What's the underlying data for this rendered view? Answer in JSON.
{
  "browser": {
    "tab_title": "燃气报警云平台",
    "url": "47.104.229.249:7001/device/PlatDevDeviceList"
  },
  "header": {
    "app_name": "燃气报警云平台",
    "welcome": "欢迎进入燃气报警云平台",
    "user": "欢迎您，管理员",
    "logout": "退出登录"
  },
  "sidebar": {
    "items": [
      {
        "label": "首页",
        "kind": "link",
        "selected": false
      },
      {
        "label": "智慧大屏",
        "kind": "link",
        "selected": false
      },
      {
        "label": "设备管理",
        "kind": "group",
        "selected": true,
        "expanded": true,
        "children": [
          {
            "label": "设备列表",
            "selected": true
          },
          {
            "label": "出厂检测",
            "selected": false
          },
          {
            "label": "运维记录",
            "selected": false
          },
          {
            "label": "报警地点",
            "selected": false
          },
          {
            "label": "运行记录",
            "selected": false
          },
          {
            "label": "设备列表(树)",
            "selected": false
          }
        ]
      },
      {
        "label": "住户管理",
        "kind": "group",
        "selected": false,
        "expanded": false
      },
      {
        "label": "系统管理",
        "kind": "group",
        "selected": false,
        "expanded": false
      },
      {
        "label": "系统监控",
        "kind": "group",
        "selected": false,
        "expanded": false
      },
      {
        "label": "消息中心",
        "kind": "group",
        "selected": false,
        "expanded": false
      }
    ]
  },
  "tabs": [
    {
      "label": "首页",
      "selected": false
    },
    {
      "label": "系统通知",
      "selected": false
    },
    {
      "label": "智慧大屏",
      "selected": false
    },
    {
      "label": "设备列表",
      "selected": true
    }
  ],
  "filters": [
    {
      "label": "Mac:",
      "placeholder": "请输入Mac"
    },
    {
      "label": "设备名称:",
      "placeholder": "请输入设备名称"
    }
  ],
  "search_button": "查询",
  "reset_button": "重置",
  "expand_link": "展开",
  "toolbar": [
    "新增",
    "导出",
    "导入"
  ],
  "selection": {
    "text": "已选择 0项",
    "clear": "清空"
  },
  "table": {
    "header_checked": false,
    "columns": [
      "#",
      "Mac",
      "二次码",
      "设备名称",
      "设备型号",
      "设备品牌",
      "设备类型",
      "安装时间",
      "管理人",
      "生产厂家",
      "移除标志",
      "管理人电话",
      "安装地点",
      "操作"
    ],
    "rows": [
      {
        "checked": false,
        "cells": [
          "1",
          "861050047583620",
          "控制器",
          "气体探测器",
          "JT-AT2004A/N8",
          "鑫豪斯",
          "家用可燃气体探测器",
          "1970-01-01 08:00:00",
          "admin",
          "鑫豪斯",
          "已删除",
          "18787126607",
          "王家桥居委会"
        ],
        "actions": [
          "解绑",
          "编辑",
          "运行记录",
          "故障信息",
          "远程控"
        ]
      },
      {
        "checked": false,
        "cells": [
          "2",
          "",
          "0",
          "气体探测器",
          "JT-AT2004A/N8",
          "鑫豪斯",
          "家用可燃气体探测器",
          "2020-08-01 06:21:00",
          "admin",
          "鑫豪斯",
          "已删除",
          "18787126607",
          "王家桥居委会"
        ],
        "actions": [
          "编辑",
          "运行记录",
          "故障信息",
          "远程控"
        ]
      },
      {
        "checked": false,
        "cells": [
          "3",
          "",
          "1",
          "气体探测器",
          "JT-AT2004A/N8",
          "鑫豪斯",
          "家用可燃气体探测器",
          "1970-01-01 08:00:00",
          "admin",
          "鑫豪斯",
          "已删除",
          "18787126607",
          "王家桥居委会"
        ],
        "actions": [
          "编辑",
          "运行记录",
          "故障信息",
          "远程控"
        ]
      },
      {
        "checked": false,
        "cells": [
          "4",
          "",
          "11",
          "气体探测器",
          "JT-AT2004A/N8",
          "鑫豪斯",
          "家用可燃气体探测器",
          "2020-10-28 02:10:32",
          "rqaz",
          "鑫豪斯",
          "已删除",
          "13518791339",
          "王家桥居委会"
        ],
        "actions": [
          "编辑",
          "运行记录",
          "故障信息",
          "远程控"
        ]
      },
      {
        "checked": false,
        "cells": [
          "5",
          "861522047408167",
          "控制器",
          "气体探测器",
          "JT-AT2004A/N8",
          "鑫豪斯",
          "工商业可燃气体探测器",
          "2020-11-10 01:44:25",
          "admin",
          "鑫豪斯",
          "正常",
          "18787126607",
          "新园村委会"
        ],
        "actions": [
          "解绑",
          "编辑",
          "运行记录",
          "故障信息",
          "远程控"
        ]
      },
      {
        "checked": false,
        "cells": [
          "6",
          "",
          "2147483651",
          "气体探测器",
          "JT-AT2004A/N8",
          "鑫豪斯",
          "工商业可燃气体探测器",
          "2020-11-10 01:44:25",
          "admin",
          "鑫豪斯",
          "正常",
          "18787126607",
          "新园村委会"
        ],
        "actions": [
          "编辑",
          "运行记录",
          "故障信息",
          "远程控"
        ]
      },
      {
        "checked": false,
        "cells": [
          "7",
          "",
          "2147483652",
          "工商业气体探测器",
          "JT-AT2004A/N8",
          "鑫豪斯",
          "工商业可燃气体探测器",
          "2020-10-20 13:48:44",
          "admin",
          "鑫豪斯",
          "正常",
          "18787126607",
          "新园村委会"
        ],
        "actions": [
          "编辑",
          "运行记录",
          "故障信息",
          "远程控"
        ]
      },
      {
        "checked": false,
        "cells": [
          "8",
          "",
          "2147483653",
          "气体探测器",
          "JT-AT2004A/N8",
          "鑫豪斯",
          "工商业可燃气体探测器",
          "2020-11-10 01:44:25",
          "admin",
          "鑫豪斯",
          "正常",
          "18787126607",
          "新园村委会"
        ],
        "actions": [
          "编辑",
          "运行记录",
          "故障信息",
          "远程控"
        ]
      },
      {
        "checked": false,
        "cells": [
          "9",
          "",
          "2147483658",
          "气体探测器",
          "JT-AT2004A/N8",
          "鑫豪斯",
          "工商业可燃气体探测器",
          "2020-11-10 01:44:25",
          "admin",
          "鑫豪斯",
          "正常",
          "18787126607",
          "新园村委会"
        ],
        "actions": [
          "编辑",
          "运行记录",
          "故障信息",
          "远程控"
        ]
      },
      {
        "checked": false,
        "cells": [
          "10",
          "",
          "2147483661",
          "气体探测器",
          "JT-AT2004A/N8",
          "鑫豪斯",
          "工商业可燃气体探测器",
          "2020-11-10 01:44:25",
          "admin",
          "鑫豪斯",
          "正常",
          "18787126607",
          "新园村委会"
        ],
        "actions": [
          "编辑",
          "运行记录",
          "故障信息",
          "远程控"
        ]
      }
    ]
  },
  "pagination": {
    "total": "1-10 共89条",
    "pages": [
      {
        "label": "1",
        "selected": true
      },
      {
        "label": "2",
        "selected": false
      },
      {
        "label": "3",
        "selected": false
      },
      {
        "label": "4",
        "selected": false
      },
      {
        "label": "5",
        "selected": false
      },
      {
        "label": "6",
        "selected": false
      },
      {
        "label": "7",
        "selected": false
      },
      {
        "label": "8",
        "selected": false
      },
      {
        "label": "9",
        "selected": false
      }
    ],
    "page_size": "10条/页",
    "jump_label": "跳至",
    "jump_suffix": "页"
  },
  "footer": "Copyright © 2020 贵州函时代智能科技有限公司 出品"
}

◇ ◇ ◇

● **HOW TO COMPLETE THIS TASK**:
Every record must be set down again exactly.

● **ANSWER**:
What's the underlying data for this rendered view? Answer in JSON.
{
  "browser": {
    "tab_title": "燃气报警云平台",
    "url": "47.104.229.249:7001/device/PlatDevDeviceList"
  },
  "header": {
    "app_name": "燃气报警云平台",
    "welcome": "欢迎进入燃气报警云平台",
    "user": "欢迎您，管理员",
    "logout": "退出登录"
  },
  "sidebar": {
    "items": [
      {
        "label": "首页",
        "kind": "link",
        "selected": false
      },
      {
        "label": "智慧大屏",
        "kind": "link",
        "selected": false
      },
      {
        "label": "设备管理",
        "kind": "group",
        "selected": true,
        "expanded": true,
        "children": [
          {
            "label": "设备列表",
            "selected": true
          },
          {
            "label": "出厂检测",
            "selected": false
          },
          {
            "label": "运维记录",
            "selected": false
          },
          {
            "label": "报警地点",
            "selected": false
          },
          {
            "label": "运行记录",
            "selected": false
          },
          {
            "label": "设备列表(树)",
            "selected": false
          }
        ]
      },
      {
        "label": "住户管理",
        "kind": "group",
        "selected": false,
        "expanded": false
      },
      {
        "label": "系统管理",
        "kind": "group",
        "selected": false,
        "expanded": false
      },
      {
        "label": "系统监控",
        "kind": "group",
        "selected": false,
        "expanded": false
      },
      {
        "label": "消息中心",
        "kind": "group",
        "selected": false,
        "expanded": false
      }
    ]
  },
  "tabs": [
    {
      "label": "首页",
      "selected": false
    },
    {
      "label": "系统通知",
      "selected": false
    },
    {
      "label": "智慧大屏",
      "selected": false
    },
    {
      "label": "设备列表",
      "selected": true
    }
  ],
  "filters": [
    {
      "label": "Mac:",
      "placeholder": "请输入Mac"
    },
    {
      "label": "设备名称:",
      "placeholder": "请输入设备名称"
    }
  ],
  "search_button": "查询",
  "reset_button": "重置",
  "expand_link": "展开",
  "toolbar": [
    "新增",
    "导出",
    "导入"
  ],
  "selection": {
    "text": "已选择 0项",
    "clear": "清空"
  },
  "table": {
    "header_checked": false,
    "columns": [
      "#",
      "Mac",
      "二次码",
      "设备名称",
      "设备型号",
      "设备品牌",
      "设备类型",
      "安装时间",
      "管理人",
      "生产厂家",
      "移除标志",
      "管理人电话",
      "安装地点",
      "操作"
    ],
    "rows": [
      {
        "checked": false,
        "cells": [
          "1",
          "861050047583620",
          "控制器",
          "气体探测器",
          "JT-AT2004A/N8",
          "鑫豪斯",
          "家用可燃气体探测器",
          "1970-01-01 08:00:00",
          "admin",
          "鑫豪斯",
          "已删除",
          "18787126607",
          "王家桥居委会"
        ],
        "actions": [
          "解绑",
          "编辑",
          "运行记录",
          "故障信息",
          "远程控"
        ]
      },
      {
        "checked": false,
        "cells": [
          "2",
          "",
          "0",
          "气体探测器",
          "JT-AT2004A/N8",
          "鑫豪斯",
          "家用可燃气体探测器",
          "2020-08-01 06:21:00",
          "admin",
          "鑫豪斯",
          "已删除",
          "18787126607",
          "王家桥居委会"
        ],
        "actions": [
          "编辑",
          "运行记录",
          "故障信息",
          "远程控"
        ]
      },
      {
        "checked": false,
        "cells": [
          "3",
          "",
          "1",
          "气体探测器",
          "JT-AT2004A/N8",
          "鑫豪斯",
          "家用可燃气体探测器",
          "1970-01-01 08:00:00",
          "admin",
          "鑫豪斯",
          "已删除",
          "18787126607",
          "王家桥居委会"
        ],
        "actions": [
          "编辑",
          "运行记录",
          "故障信息",
          "远程控"
        ]
      },
      {
        "checked": false,
        "cells": [
          "4",
          "",
          "11",
          "气体探测器",
          "JT-AT2004A/N8",
          "鑫豪斯",
          "家用可燃气体探测器",
          "2020-10-28 02:10:32",
          "rqaz",
          "鑫豪斯",
          "已删除",
          "13518791339",
          "王家桥居委会"
        ],
        "actions": [
          "编辑",
          "运行记录",
          "故障信息",
          "远程控"
        ]
      },
      {
        "checked": false,
        "cells": [
          "5",
          "861522047408167",
          "控制器",
          "气体探测器",
          "JT-AT2004A/N8",
          "鑫豪斯",
          "工商业可燃气体探测器",
          "2020-11-10 01:44:25",
          "admin",
          "鑫豪斯",
          "正常",
          "18787126607",
          "新园村委会"
        ],
        "actions": [
          "解绑",
          "编辑",
          "运行记录",
          "故障信息",
          "远程控"
        ]
      },
      {
        "checked": false,
        "cells": [
          "6",
          "",
          "2147483651",
          "气体探测器",
          "JT-AT2004A/N8",
          "鑫豪斯",
          "工商业可燃气体探测器",
          "2020-11-10 01:44:25",
          "admin",
          "鑫豪斯",
          "正常",
          "18787126607",
          "新园村委会"
        ],
        "actions": [
          "编辑",
          "运行记录",
          "故障信息",
          "远程控"
        ]
      },
      {
        "checked": false,
        "cells": [
          "7",
          "",
          "2147483652",
          "工商业气体探测器",
          "JT-AT2004A/N8",
          "鑫豪斯",
          "工商业可燃气体探测器",
          "2020-10-20 13:48:44",
          "admin",
          "鑫豪斯",
          "正常",
          "18787126607",
          "新园村委会"
        ],
        "actions": [
          "编辑",
          "运行记录",
          "故障信息",
          "远程控"
        ]
      },
      {
        "checked": false,
        "cells": [
          "8",
          "",
          "2147483653",
          "气体探测器",
          "JT-AT2004A/N8",
          "鑫豪斯",
          "工商业可燃气体探测器",
          "2020-11-10 01:44:25",
          "admin",
          "鑫豪斯",
          "正常",
          "18787126607",
          "新园村委会"
        ],
        "actions": [
          "编辑",
          "运行记录",
          "故障信息",
          "远程控"
        ]
      },
      {
        "checked": false,
        "cells": [
          "9",
          "",
          "2147483658",
          "气体探测器",
          "JT-AT2004A/N8",
          "鑫豪斯",
          "工商业可燃气体探测器",
          "2020-11-10 01:44:25",
          "admin",
          "鑫豪斯",
          "正常",
          "18787126607",
          "新园村委会"
        ],
        "actions": [
          "编辑",
          "运行记录",
          "故障信息",
          "远程控"
        ]
      },
      {
        "checked": false,
        "cells": [
          "10",
          "",
          "2147483661",
          "气体探测器",
          "JT-AT2004A/N8",
          "鑫豪斯",
          "工商业可燃气体探测器",
          "2020-11-10 01:44:25",
          "admin",
          "鑫豪斯",
          "正常",
          "18787126607",
          "新园村委会"
        ],
        "actions": [
          "编辑",
          "运行记录",
          "故障信息",
          "远程控"
        ]
      }
    ]
  },
  "pagination": {
    "total": "1-10 共89条",
    "pages": [
      {
        "label": "1",
        "selected": true
      },
      {
        "label": "2",
        "selected": false
      },
      {
        "label": "3",
        "selected": false
      },
      {
        "label": "4",
        "selected": false
      },
      {
        "label": "5",
        "selected": false
      },
      {
        "label": "6",
        "selected": false
      },
      {
        "label": "7",
        "selected": false
      },
      {
        "label": "8",
        "selected": false
      },
      {
        "label": "9",
        "selected": false
      }
    ],
    "page_size": "10条/页",
    "jump_label": "跳至",
    "jump_suffix": "页"
  },
  "footer": "Copyright © 2020 贵州函时代智能科技有限公司 出品"
}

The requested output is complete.